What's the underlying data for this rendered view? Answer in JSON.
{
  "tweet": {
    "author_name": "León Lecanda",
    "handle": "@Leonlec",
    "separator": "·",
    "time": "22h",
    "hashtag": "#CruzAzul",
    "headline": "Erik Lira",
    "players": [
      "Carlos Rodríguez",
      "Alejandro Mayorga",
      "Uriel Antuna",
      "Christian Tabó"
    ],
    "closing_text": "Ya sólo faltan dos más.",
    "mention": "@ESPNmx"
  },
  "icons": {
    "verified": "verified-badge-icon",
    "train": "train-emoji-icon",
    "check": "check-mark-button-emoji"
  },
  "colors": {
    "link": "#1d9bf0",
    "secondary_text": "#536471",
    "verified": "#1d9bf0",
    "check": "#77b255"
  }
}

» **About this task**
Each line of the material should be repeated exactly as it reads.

» **Reply to the task**
What's the underlying data for this rendered view? Answer in JSON.
{
  "tweet": {
    "author_name": "León Lecanda",
    "handle": "@Leonlec",
    "separator": "·",
    "time": "22h",
    "hashtag": "#CruzAzul",
    "headline": "Erik Lira",
    "players": [
      "Carlos Rodríguez",
      "Alejandro Mayorga",
      "Uriel Antuna",
      "Christian Tabó"
    ],
    "closing_text": "Ya sólo faltan dos más.",
    "mention": "@ESPNmx"
  },
  "icons": {
    "verified": "verified-badge-icon",
    "train": "train-emoji-icon",
    "check": "check-mark-button-emoji"
  },
  "colors": {
    "link": "#1d9bf0",
    "secondary_text": "#536471",
    "verified": "#1d9bf0",
    "check": "#77b255"
  }
}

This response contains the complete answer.